Wednesday, August 17, 2005
Letting Go of What I Cannot Hold
In the course of dealing with my son’s substance abuse issues, we have worked with a counselor. On more than one occasion, he has told me that I have to get myself ready to let go of my son. I heard those words and I thought to myself, “well, duh, you little whippersnapper. That’s life. The time comes when we all have to let go of our children.” I have an older daughter, so I have some experience in letting go. I have a daughter who is a freshman in high school, and I know the time is flying by, and soon I will have to let her go as well. I thought the counselor meant letting go in terms of not smothering my son, of allowing him to grow up---in the normal sense of letting go of a child who is well raised and prepared, as much as one can be prepared, with some semblance of a firm foundation under their feet.
The young counselor spoke to me in a tone of urgency that I could never quite understand. Now I think he meant I have to let go in terms of letting go of whatever dreams and hopes I may have once had for my son. In other words, this will not be a joyous process of letting go. It will be a sad letting go, as in turning him loose from the nest and allowing him to fall if he cannot or will not fly (metaphorically speaking), the kind of letting go that comes from me realizing I can no longer carry my son’s weight. It is a letting go that knows my child lives very close to the edge, knows I may lose him in the pit, at least for a time. It is a letting go that comes from me finally realizing that I can not save my son, no matter how many hours I spend sitting with him while he passes through the shakes of coming down off of God knows what, no matter how many times I listen patiently to the stories and the promises and the regrets, no matter how hard I love him and try to hold him tightly in my hand.

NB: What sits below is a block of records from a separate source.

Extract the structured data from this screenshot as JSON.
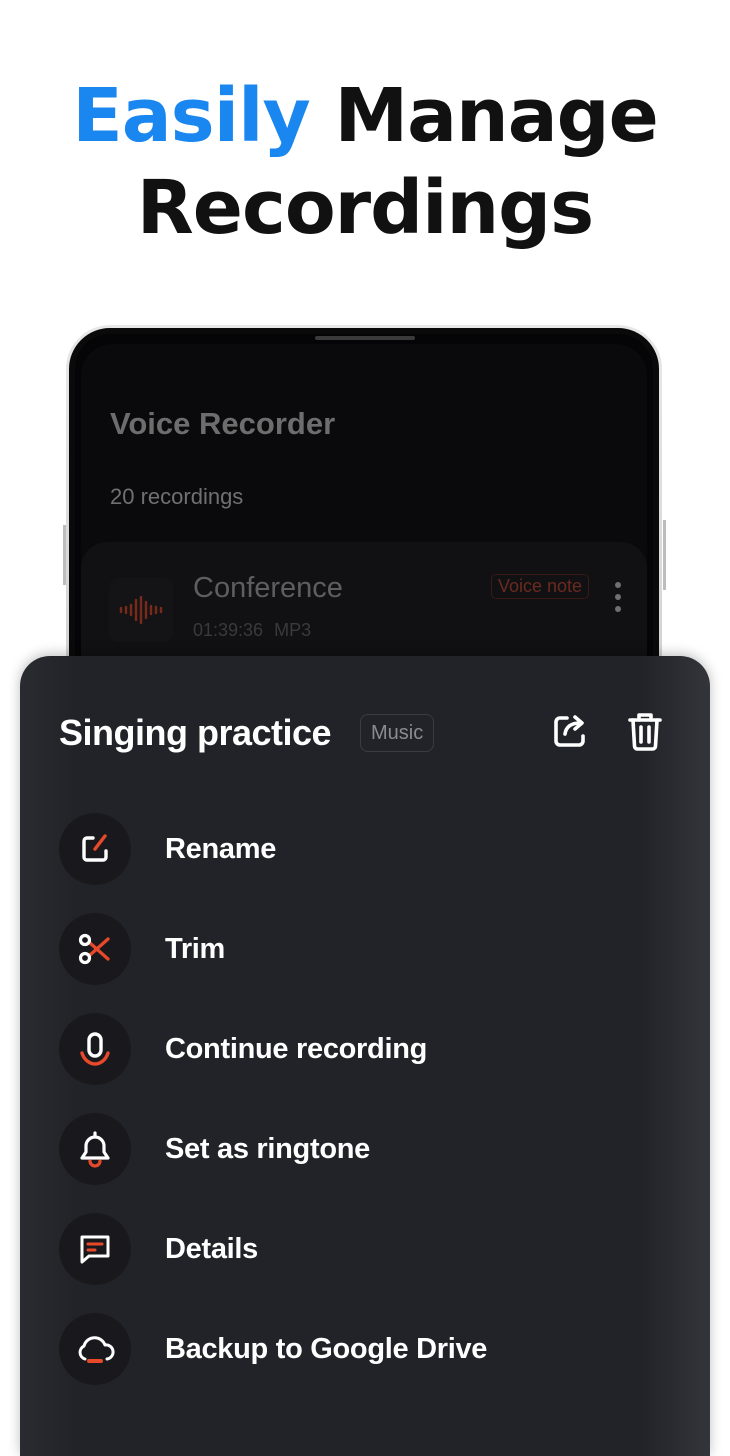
{
  "headline": {
    "accent": "Easily",
    "rest": "Manage",
    "line2": "Recordings"
  },
  "colors": {
    "accent_blue": "#1a86f0",
    "accent_red": "#e8492a",
    "sheet_bg": "#222328"
  },
  "app": {
    "title": "Voice Recorder",
    "count": "20 recordings",
    "recording": {
      "name": "Conference",
      "duration": "01:39:36",
      "format": "MP3",
      "badge": "Voice note",
      "icon": "waveform-icon"
    }
  },
  "sheet": {
    "title": "Singing practice",
    "tag": "Music",
    "actions": [
      {
        "icon": "share-icon"
      },
      {
        "icon": "trash-icon"
      }
    ],
    "items": [
      {
        "label": "Rename",
        "icon": "edit-icon"
      },
      {
        "label": "Trim",
        "icon": "scissors-icon"
      },
      {
        "label": "Continue recording",
        "icon": "microphone-icon"
      },
      {
        "label": "Set as ringtone",
        "icon": "bell-icon"
      },
      {
        "label": "Details",
        "icon": "details-icon"
      },
      {
        "label": "Backup to Google Drive",
        "icon": "cloud-upload-icon"
      }
    ]
  }
}
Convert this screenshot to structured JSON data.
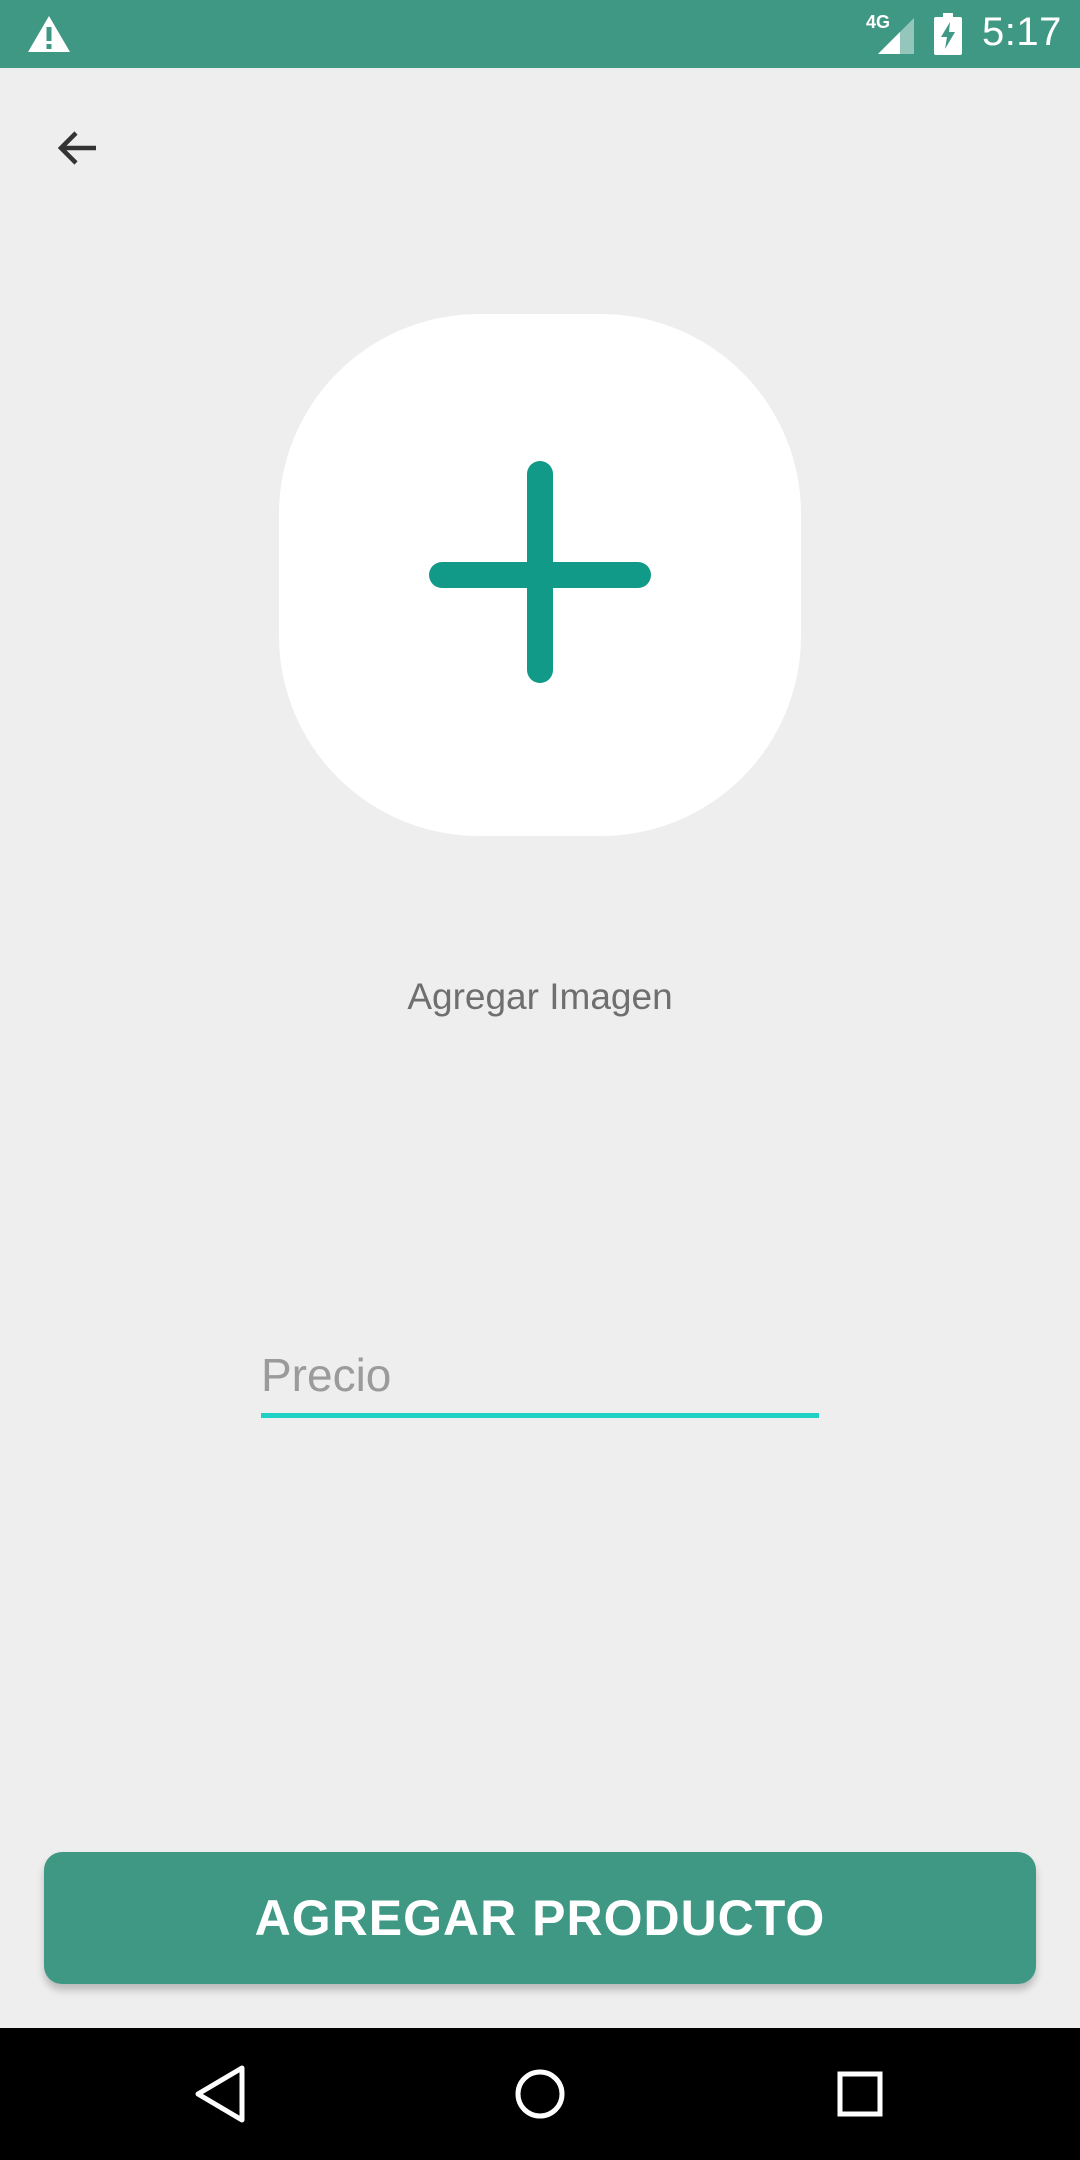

But I am not quite there yet. I want to let go him with love, not with a heart filled with anger and resentment. I want to let go with the knowledge that my job is done and not with a sense that I am giving up.
And when I have let him go, though I will still love him fiercely, I will remember that it has never really been me who held him all along. He has been in stronger hands than mine from the beginning.